What this task involves — Note each line in the data holding the string "Group" and report it.

+ + +

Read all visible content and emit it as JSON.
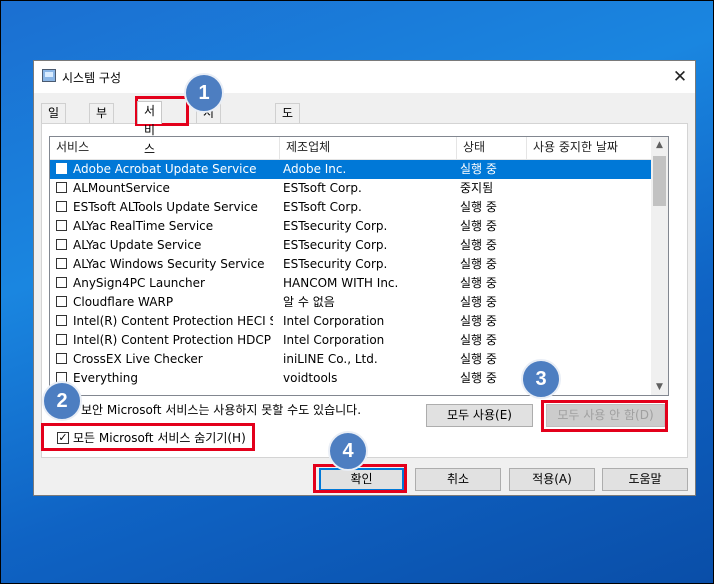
{
  "window": {
    "title": "시스템 구성",
    "close_glyph": "✕"
  },
  "tabs": [
    "일반",
    "부팅",
    "서비스",
    "시작프로그램",
    "도구"
  ],
  "active_tab": "서비스",
  "columns": [
    "서비스",
    "제조업체",
    "상태",
    "사용 중지한 날짜"
  ],
  "services": [
    {
      "name": "Adobe Acrobat Update Service",
      "manufacturer": "Adobe Inc.",
      "status": "실행 중"
    },
    {
      "name": "ALMountService",
      "manufacturer": "ESTsoft Corp.",
      "status": "중지됨"
    },
    {
      "name": "ESTsoft ALTools Update Service",
      "manufacturer": "ESTsoft Corp.",
      "status": "실행 중"
    },
    {
      "name": "ALYac RealTime Service",
      "manufacturer": "ESTsecurity Corp.",
      "status": "실행 중"
    },
    {
      "name": "ALYac Update Service",
      "manufacturer": "ESTsecurity Corp.",
      "status": "실행 중"
    },
    {
      "name": "ALYac Windows Security Service",
      "manufacturer": "ESTsecurity Corp.",
      "status": "실행 중"
    },
    {
      "name": "AnySign4PC Launcher",
      "manufacturer": "HANCOM WITH Inc.",
      "status": "실행 중"
    },
    {
      "name": "Cloudflare WARP",
      "manufacturer": "알 수 없음",
      "status": "실행 중"
    },
    {
      "name": "Intel(R) Content Protection HECI Se...",
      "manufacturer": "Intel Corporation",
      "status": "실행 중"
    },
    {
      "name": "Intel(R) Content Protection HDCP S...",
      "manufacturer": "Intel Corporation",
      "status": "실행 중"
    },
    {
      "name": "CrossEX Live Checker",
      "manufacturer": "iniLINE Co., Ltd.",
      "status": "실행 중"
    },
    {
      "name": "Everything",
      "manufacturer": "voidtools",
      "status": "실행 중"
    }
  ],
  "selected_row": 0,
  "notice": "보안 Microsoft 서비스는 사용하지 못할 수도 있습니다.",
  "buttons": {
    "enable_all": "모두 사용(E)",
    "disable_all": "모두 사용 안 함(D)",
    "ok": "확인",
    "cancel": "취소",
    "apply": "적용(A)",
    "help": "도움말"
  },
  "hide_ms": {
    "label": "모든 Microsoft 서비스 숨기기(H)",
    "checked": true,
    "check_glyph": "✓"
  },
  "scroll": {
    "up": "▲",
    "down": "▼"
  },
  "badges": [
    "1",
    "2",
    "3",
    "4"
  ],
  "colors": {
    "highlight": "#e3001b",
    "badge": "#4d7ec1",
    "selection": "#0078d7"
  }
}
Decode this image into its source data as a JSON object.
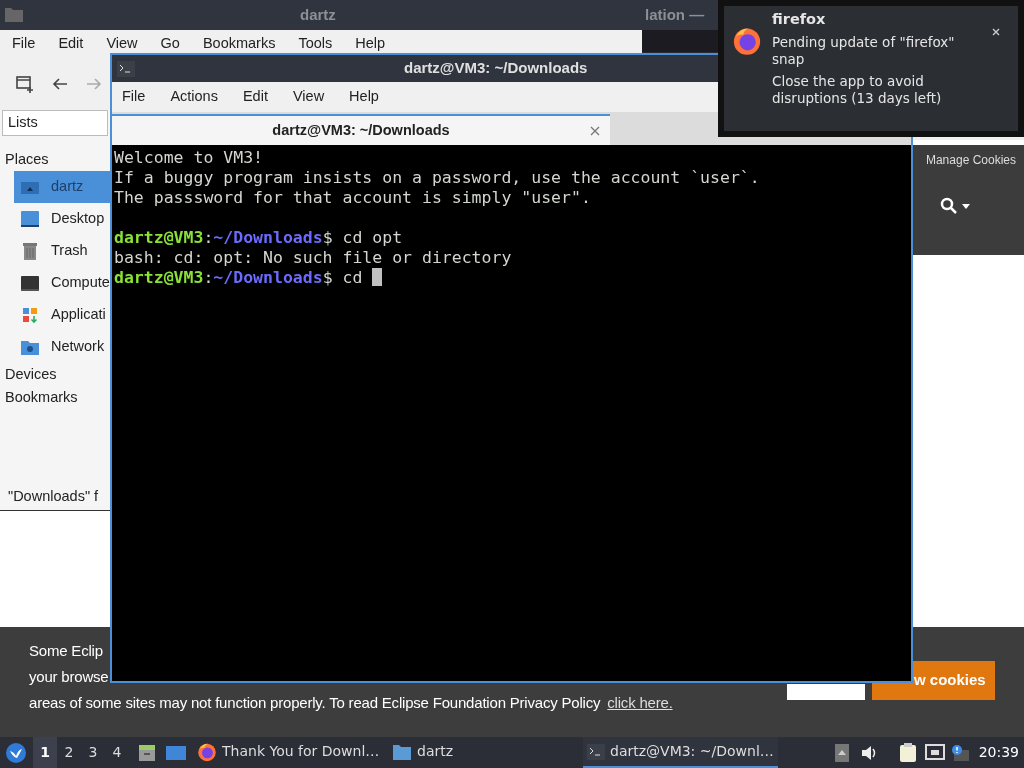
{
  "browser": {
    "title": "lation —",
    "site_header": {
      "link": "Manage Cookies"
    },
    "cookie_banner": {
      "lines": [
        "Some Eclip",
        "your browse"
      ],
      "last_line": "areas of some sites may not function properly. To read Eclipse Foundation Privacy Policy",
      "link": "click here.",
      "accept_button": "w cookies"
    }
  },
  "file_manager": {
    "title": "dartz",
    "menu": [
      "File",
      "Edit",
      "View",
      "Go",
      "Bookmarks",
      "Tools",
      "Help"
    ],
    "sidebar_mode": "Lists",
    "sections": [
      {
        "label": "Places",
        "items": [
          {
            "label": "dartz",
            "kind": "home",
            "selected": true
          },
          {
            "label": "Desktop",
            "kind": "desktop",
            "selected": false
          },
          {
            "label": "Trash",
            "kind": "trash",
            "selected": false
          },
          {
            "label": "Compute",
            "kind": "computer",
            "selected": false
          },
          {
            "label": "Applicati",
            "kind": "apps",
            "selected": false
          },
          {
            "label": "Network",
            "kind": "network",
            "selected": false
          }
        ]
      },
      {
        "label": "Devices"
      },
      {
        "label": "Bookmarks"
      }
    ],
    "status": "\"Downloads\" f"
  },
  "terminal": {
    "title": "dartz@VM3: ~/Downloads",
    "menu": [
      "File",
      "Actions",
      "Edit",
      "View",
      "Help"
    ],
    "tabs": [
      {
        "label": "dartz@VM3: ~/Downloads",
        "selected": true
      }
    ],
    "lines": [
      {
        "kind": "text",
        "text": "Welcome to VM3!"
      },
      {
        "kind": "text",
        "text": "If a buggy program insists on a password, use the account `user`."
      },
      {
        "kind": "text",
        "text": "The passsword for that account is simply \"user\"."
      },
      {
        "kind": "blank"
      },
      {
        "kind": "prompt",
        "user": "dartz@VM3",
        "separator": ":",
        "path": "~/Downloads",
        "sign": "$",
        "command": "cd opt",
        "cursor": false
      },
      {
        "kind": "text",
        "text": "bash: cd: opt: No such file or directory"
      },
      {
        "kind": "prompt",
        "user": "dartz@VM3",
        "separator": ":",
        "path": "~/Downloads",
        "sign": "$",
        "command": "cd",
        "cursor": true
      }
    ]
  },
  "notification": {
    "app": "firefox",
    "body": [
      "Pending update of \"firefox\" snap",
      "Close the app to avoid disruptions (13 days left)"
    ]
  },
  "taskbar": {
    "workspaces": [
      {
        "label": "1",
        "selected": true
      },
      {
        "label": "2",
        "selected": false
      },
      {
        "label": "3",
        "selected": false
      },
      {
        "label": "4",
        "selected": false
      }
    ],
    "tasks": [
      {
        "label": "Thank You for Downl…",
        "kind": "browser",
        "selected": false
      },
      {
        "label": "dartz",
        "kind": "folder",
        "selected": false
      },
      {
        "label": "dartz@VM3: ~/Downl…",
        "kind": "terminal",
        "selected": true
      }
    ],
    "clock": "20:39"
  }
}
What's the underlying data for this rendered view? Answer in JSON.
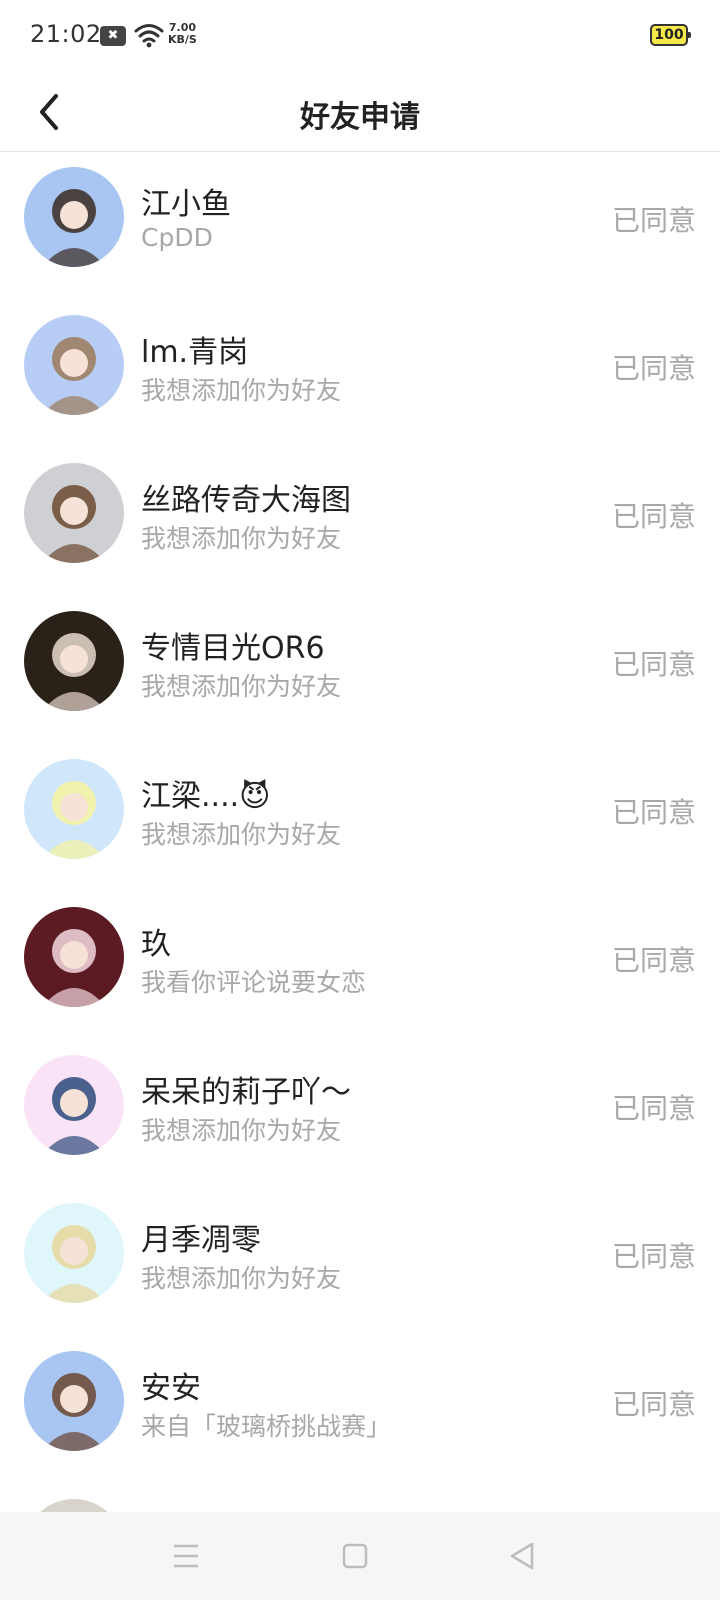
{
  "status_bar": {
    "time": "21:02",
    "notification_glyph": "✖",
    "net_speed_value": "7.00",
    "net_speed_unit": "KB/S",
    "battery": "100"
  },
  "header": {
    "title": "好友申请",
    "back_icon": "chevron-left-icon"
  },
  "requests": [
    {
      "name": "江小鱼",
      "message": "CpDD",
      "status": "已同意",
      "avatar_colors": [
        "#a9c5f2",
        "#3a2a22"
      ]
    },
    {
      "name": "lm.青岗",
      "message": "我想添加你为好友",
      "status": "已同意",
      "avatar_colors": [
        "#b8cdf5",
        "#9b7a5a"
      ]
    },
    {
      "name": "丝路传奇大海图",
      "message": "我想添加你为好友",
      "status": "已同意",
      "avatar_colors": [
        "#cfd0d3",
        "#6b4a30"
      ]
    },
    {
      "name": "专情目光OR6",
      "message": "我想添加你为好友",
      "status": "已同意",
      "avatar_colors": [
        "#2a2118",
        "#e8d9cf"
      ]
    },
    {
      "name": "江梁....😈",
      "message": "我想添加你为好友",
      "status": "已同意",
      "avatar_colors": [
        "#cfe6fb",
        "#f7f3a0"
      ]
    },
    {
      "name": "玖",
      "message": "我看你评论说要女恋",
      "status": "已同意",
      "avatar_colors": [
        "#5c1a22",
        "#f3d9df"
      ]
    },
    {
      "name": "呆呆的莉子吖～",
      "message": "我想添加你为好友",
      "status": "已同意",
      "avatar_colors": [
        "#fbe3f7",
        "#2c4a7a"
      ]
    },
    {
      "name": "月季凋零",
      "message": "我想添加你为好友",
      "status": "已同意",
      "avatar_colors": [
        "#dff6fb",
        "#e8d79a"
      ]
    },
    {
      "name": "安安",
      "message": "来自「玻璃桥挑战赛」",
      "status": "已同意",
      "avatar_colors": [
        "#a9c5f2",
        "#6b4530"
      ]
    },
    {
      "name": "",
      "message": "",
      "status": "",
      "avatar_colors": [
        "#d8d4cc",
        "#8c7b6a"
      ]
    }
  ],
  "nav": {
    "menu_icon": "menu-icon",
    "home_icon": "home-square-icon",
    "back_icon": "back-triangle-icon"
  }
}
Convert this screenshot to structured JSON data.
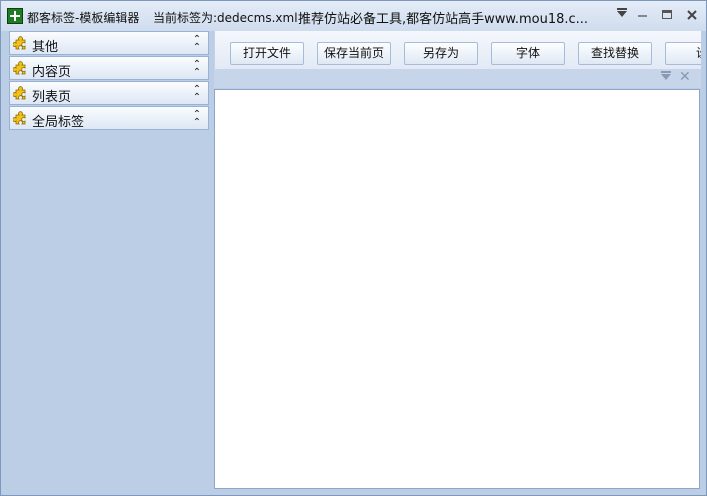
{
  "window": {
    "title": "都客标签-模板编辑器",
    "current_tag": "当前标签为:dedecms.xml",
    "recommend": "推荐仿站必备工具,都客仿站高手www.mou18.c..."
  },
  "sidebar": {
    "items": [
      {
        "label": "其他",
        "icon": "puzzle-icon",
        "chevron": "double-chevron-up-icon"
      },
      {
        "label": "内容页",
        "icon": "puzzle-icon",
        "chevron": "double-chevron-up-icon"
      },
      {
        "label": "列表页",
        "icon": "puzzle-icon",
        "chevron": "double-chevron-up-icon"
      },
      {
        "label": "全局标签",
        "icon": "puzzle-icon",
        "chevron": "double-chevron-up-icon"
      }
    ]
  },
  "toolbar": {
    "open_file": "打开文件",
    "save_current": "保存当前页",
    "save_as": "另存为",
    "font": "字体",
    "find_replace": "查找替换",
    "settings": "设"
  },
  "editor": {
    "content": ""
  },
  "colors": {
    "accent": "#bccde6",
    "border": "#98b1d4",
    "icon_yellow": "#f2c21a"
  }
}
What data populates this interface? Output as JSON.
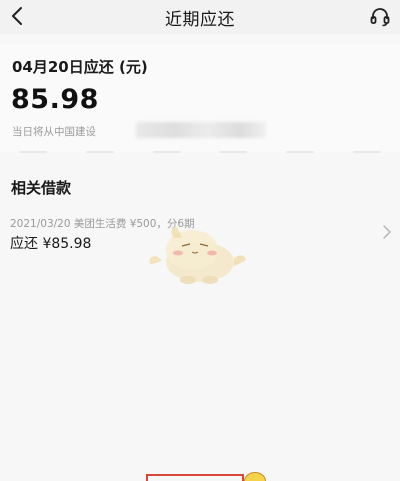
{
  "navbar": {
    "title": "近期应还",
    "back_icon": "chevron-left-icon",
    "service_icon": "headset-icon"
  },
  "due": {
    "title": "04月20日应还 (元)",
    "amount": "85.98",
    "note": "当日将从中国建设"
  },
  "related": {
    "title": "相关借款",
    "items": [
      {
        "meta": "2021/03/20 美团生活费 ¥500，分6期",
        "due": "应还 ¥85.98"
      }
    ]
  },
  "colors": {
    "background": "#f7f7f7",
    "text_primary": "#1a1a1a",
    "text_secondary": "#9a9a9a"
  }
}
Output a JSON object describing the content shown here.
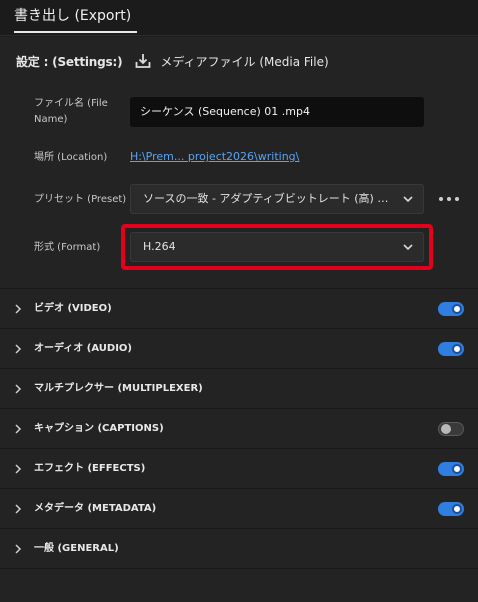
{
  "tab": {
    "label": "書き出し (Export)"
  },
  "settings": {
    "label": "設定 : (Settings:)",
    "destination_icon": "download-to-tray-icon",
    "destination": "メディアファイル (Media File)"
  },
  "fields": {
    "filename": {
      "label_line1": "ファイル名 (File",
      "label_line2": "Name)",
      "value": "シーケンス (Sequence) 01 .mp4"
    },
    "location": {
      "label": "場所 (Location)",
      "value": "H:\\Prem... project2026\\writing\\"
    },
    "preset": {
      "label": "プリセット (Preset)",
      "value": "ソースの一致 - アダプティブビットレート (高) (..."
    },
    "format": {
      "label": "形式 (Format)",
      "value": "H.264"
    }
  },
  "more_icon": "ellipsis-horizontal-icon",
  "colors": {
    "accent": "#2f7ee0",
    "highlight": "#e4001b",
    "link": "#5aa3ef"
  },
  "sections": [
    {
      "title": "ビデオ (VIDEO)",
      "toggle": "on"
    },
    {
      "title": "オーディオ (AUDIO)",
      "toggle": "on"
    },
    {
      "title": "マルチプレクサー (MULTIPLEXER)",
      "toggle": "none"
    },
    {
      "title": "キャプション (CAPTIONS)",
      "toggle": "off"
    },
    {
      "title": "エフェクト (EFFECTS)",
      "toggle": "on"
    },
    {
      "title": "メタデータ (METADATA)",
      "toggle": "on"
    },
    {
      "title": "一般 (GENERAL)",
      "toggle": "none"
    }
  ]
}
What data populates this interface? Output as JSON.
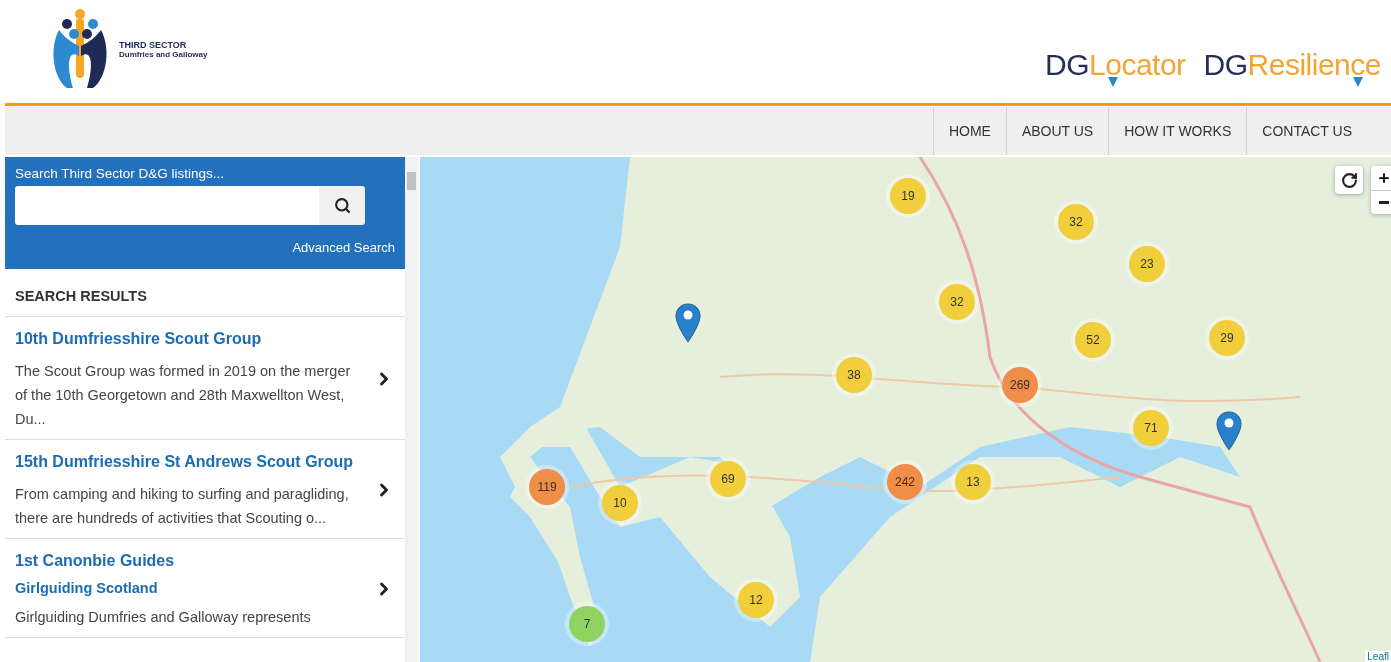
{
  "header": {
    "org_logo": {
      "title": "THIRD SECTOR",
      "subtitle": "Dumfries and Galloway"
    },
    "brands": [
      {
        "prefix": "DG",
        "suffix": "Locator"
      },
      {
        "prefix": "DG",
        "suffix": "Resilience"
      }
    ]
  },
  "nav": {
    "items": [
      {
        "label": "HOME"
      },
      {
        "label": "ABOUT US"
      },
      {
        "label": "HOW IT WORKS"
      },
      {
        "label": "CONTACT US"
      }
    ]
  },
  "search": {
    "label": "Search Third Sector D&G listings...",
    "advanced_link": "Advanced Search"
  },
  "results": {
    "heading": "SEARCH RESULTS",
    "items": [
      {
        "title": "10th Dumfriesshire Scout Group",
        "description": "The Scout Group was formed in 2019 on the merger of the 10th Georgetown and 28th Maxwellton West, Du..."
      },
      {
        "title": "15th Dumfriesshire St Andrews Scout Group",
        "description": "From camping and hiking to surfing and paragliding, there are hundreds of activities that Scouting o..."
      },
      {
        "title": "1st Canonbie Guides",
        "subtitle": "Girlguiding Scotland",
        "description": "Girlguiding Dumfries and Galloway represents"
      }
    ]
  },
  "map": {
    "clusters": [
      {
        "count": "19",
        "color": "#f1cf3c"
      },
      {
        "count": "32",
        "color": "#f1cf3c"
      },
      {
        "count": "23",
        "color": "#f1cf3c"
      },
      {
        "count": "32",
        "color": "#f1cf3c"
      },
      {
        "count": "52",
        "color": "#f1cf3c"
      },
      {
        "count": "29",
        "color": "#f1cf3c"
      },
      {
        "count": "38",
        "color": "#f1cf3c"
      },
      {
        "count": "269",
        "color": "#f08d49"
      },
      {
        "count": "71",
        "color": "#f1cf3c"
      },
      {
        "count": "119",
        "color": "#f08d49"
      },
      {
        "count": "69",
        "color": "#f1cf3c"
      },
      {
        "count": "242",
        "color": "#f08d49"
      },
      {
        "count": "13",
        "color": "#f1cf3c"
      },
      {
        "count": "10",
        "color": "#f1cf3c"
      },
      {
        "count": "12",
        "color": "#f1cf3c"
      },
      {
        "count": "7",
        "color": "#8fd460"
      }
    ],
    "attribution": "Leafl"
  }
}
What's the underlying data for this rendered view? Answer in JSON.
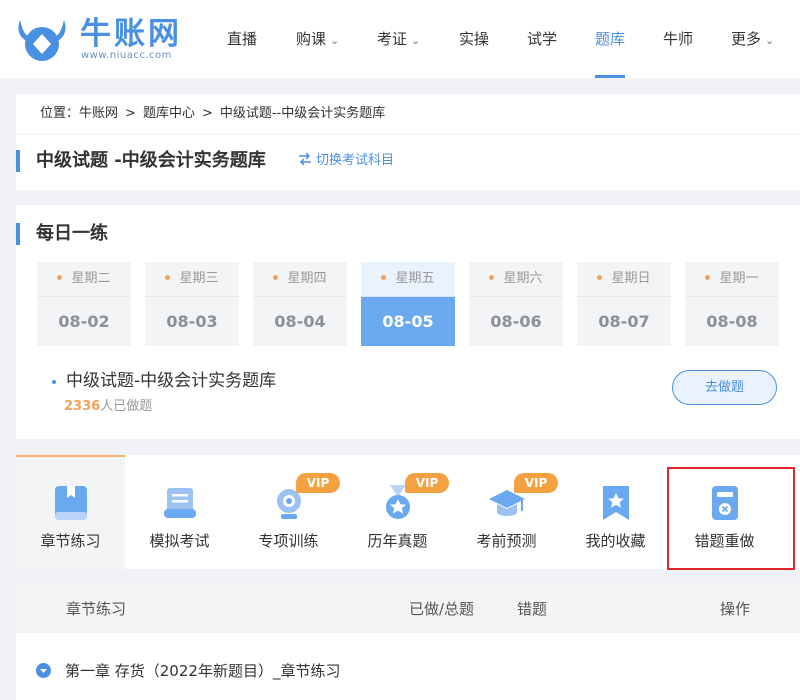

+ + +

Answer below —
        "title": "10th Dumfriesshire Scout Group",
        "description": "The Scout Group was formed in 2019 on the merger of the 10th Georgetown and 28th Maxwellton West, Du..."
        "title": "15th Dumfriesshire St Andrews Scout Group",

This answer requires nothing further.